Or Her Campus. Or The Odyssey Online. Or Total Sorority Move. Or any other “platisher” (a portmanteau of platform and publisher) website that produces content aimed at a millennial women, with the intent of getting as many clicks as possible.
It happens to all of us who have Facebook accounts. You’re scrolling down your Feed, past the new photo albums, shared videos and there it is: your friend/classmate/acquaintance proudly boasting about the personal essay they wrote for a content website.
The picture is most likely tinted blue, with a stock footage model not looking at the camera. The headline kills you. It’s another one of those “open letters” or an article about why they “totally should” date some kind of girl. Either way, the amount of times you’ve seen these click-bait headlines is excruciatingly often.
And now, your friend has succumbed to the click-bait webdemic.
So what do you do?
Let’s just say I’ve encountered these enough to come up with a step-by-step guide as to how to react to these types of situations. In the form of a listicle.
Step 1. Open it. You must.
Step 2. Immediately search the post for any clues about you.
(It’s better to call them out if they have listed you directly in the article. It’s more relevant.)
Step 3. Rate their use of GIFS. Because why not?
Step 4. What are they bragging about? According to Gawker, there are 5 types of Thought Catalog posts, but I would extend this to any platlisher. Deciphering what kind of post it is will help you if you decide if you should confront them about the issue.
Step 5. If it is someone you truly care about, contact them privately as to why they would publicly embarrass themselves like this.
Step 6. Sit back and ponder why it is mainly women who fall victim to the pseudo-personal-essay trap. Wonder if this really is the best way for women to start out in the online writing game and if it is, do they go anywhere after this?
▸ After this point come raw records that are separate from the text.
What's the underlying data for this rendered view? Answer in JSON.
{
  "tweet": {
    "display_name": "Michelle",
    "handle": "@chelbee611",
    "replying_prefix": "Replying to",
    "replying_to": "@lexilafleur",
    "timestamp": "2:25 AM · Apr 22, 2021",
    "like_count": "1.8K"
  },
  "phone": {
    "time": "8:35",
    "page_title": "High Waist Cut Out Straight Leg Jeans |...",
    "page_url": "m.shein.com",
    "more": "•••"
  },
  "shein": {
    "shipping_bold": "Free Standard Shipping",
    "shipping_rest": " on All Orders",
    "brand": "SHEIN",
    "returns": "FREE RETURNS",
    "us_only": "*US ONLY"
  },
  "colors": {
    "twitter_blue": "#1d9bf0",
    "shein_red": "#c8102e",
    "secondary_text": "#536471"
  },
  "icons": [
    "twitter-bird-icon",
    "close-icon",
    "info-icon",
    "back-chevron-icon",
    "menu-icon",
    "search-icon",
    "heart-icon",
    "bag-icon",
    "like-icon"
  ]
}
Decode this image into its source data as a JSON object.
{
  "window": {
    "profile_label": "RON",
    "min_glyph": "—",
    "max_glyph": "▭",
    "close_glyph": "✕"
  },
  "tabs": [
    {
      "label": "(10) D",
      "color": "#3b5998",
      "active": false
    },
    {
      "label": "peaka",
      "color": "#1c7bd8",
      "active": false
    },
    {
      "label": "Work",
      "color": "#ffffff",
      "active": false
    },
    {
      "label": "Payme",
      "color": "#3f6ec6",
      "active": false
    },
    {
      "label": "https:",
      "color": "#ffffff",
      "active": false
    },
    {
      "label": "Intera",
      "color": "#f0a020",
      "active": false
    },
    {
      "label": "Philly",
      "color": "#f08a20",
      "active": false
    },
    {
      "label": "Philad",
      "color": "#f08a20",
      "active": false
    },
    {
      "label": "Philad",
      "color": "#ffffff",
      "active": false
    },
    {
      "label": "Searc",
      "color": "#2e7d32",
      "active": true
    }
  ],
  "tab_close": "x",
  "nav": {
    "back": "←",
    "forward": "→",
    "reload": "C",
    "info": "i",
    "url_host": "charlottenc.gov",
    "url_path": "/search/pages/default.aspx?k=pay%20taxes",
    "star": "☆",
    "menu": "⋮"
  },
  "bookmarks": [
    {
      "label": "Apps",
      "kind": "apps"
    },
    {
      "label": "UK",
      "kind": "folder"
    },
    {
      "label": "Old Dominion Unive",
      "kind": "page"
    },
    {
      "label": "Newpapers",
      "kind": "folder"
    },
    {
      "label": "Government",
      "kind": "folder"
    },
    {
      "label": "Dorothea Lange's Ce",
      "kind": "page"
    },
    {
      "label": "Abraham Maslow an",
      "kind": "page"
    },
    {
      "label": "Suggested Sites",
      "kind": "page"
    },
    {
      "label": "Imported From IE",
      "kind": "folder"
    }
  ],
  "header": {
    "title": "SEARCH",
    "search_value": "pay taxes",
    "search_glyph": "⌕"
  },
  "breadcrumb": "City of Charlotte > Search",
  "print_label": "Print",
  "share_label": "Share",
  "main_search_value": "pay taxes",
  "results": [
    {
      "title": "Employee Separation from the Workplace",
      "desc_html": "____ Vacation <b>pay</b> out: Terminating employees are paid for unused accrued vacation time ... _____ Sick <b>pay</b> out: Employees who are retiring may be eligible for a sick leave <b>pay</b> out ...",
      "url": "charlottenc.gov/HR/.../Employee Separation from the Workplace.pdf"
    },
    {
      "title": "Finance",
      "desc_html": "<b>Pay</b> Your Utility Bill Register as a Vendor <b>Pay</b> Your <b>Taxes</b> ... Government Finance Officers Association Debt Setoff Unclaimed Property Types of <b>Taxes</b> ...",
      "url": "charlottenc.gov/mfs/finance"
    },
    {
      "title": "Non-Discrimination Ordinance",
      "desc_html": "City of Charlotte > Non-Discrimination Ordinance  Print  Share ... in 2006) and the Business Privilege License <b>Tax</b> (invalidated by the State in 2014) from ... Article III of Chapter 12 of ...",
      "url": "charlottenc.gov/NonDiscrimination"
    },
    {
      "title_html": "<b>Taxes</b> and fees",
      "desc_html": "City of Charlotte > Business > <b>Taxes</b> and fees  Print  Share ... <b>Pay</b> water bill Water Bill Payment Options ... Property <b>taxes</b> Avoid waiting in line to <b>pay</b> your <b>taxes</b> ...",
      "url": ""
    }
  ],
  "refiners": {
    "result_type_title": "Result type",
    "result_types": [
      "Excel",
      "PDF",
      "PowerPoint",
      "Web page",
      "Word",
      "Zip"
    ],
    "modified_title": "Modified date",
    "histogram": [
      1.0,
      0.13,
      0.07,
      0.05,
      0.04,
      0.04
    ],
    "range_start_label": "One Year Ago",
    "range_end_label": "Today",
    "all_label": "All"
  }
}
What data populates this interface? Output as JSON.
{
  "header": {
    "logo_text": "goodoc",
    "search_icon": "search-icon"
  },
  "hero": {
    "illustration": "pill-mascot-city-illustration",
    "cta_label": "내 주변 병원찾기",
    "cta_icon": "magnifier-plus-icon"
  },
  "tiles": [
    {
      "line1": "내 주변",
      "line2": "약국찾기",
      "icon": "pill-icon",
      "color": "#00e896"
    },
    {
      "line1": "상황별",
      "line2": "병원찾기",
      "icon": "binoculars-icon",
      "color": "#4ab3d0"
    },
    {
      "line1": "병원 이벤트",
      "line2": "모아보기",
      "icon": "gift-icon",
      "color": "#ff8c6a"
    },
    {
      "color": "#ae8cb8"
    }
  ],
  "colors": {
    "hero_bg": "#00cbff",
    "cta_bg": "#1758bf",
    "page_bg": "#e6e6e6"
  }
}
Will any news organization really want to look at your writing if all you have are articles bragging about how you’re a “laid back kind of girl” through J.Law reaction gifs? (I thought I was being “relatable” with this sentence, but apparently there is a whole section of literature of this sort.)
I realize this post is basically a prolonged sub-tweet. But the amount of times I’ve been able to decode someone’s personal life based on what I know from them and what they write in these articles is too much for me to be comfortable with as a 20-year-old. Think about it for a second: If the girl who’s been dating the same guy since high school posts an article with the headline “15 Things You’ll Do When You Think About Your High School Boyfriend,” do we really have to guess who it’s about? Of course it’s about Jonathon, the guy she’s been dating since the homecoming dance freshman year. Why would someone do that, especially when you consider the types of people that are seeing these posts? Her aunt and favorite English teacher are probably friends with her on Facebook and can totally comment on it.
As for the content of these articles? They aren’t well-written. It would be a stretch to even call them articles; they are 21st century diary entries for an audience of millions. Most of the time, these posts are written with the underlying message of “Look! I’ve done this!” disguised with the cover of “advice.” The hangover posts, dating posts and the sex posts all say one thing: I have done this and I want to tell everyone I’ve done this, but it would be weird and socially unacceptable if I just bragged about it, so I wrote about it for a website.
Self-awareness is the number one thing many of these young writers lack. These “platlishers” aim their content primarily at college-aged women; thus, they are written by primarily college-aged women. As an aspiring writer, I know how difficult it is to get published. But the web is a world wide place; there are so many sites you can write for if you want to get published. Articles like these are property of the sites they are posted on, and are a part of their Internet footprint…forever.
Not every article can be Pulitzer-prize winning commentary, nor should it. “Fluff pieces” have always held a place in journalism, from Dear Abby letters to celebrity interviews, they are fun to read and break up the heavy news the world usually delivers. What this style of writing means for our generation is serious. The tone of these posts are monotonous, just like the algorithm generated headlines that accompany them. What does this mean for young writers looking to find their voice?
To be frank, I don’t even know the answer. But I know it won’t be found in a listicle.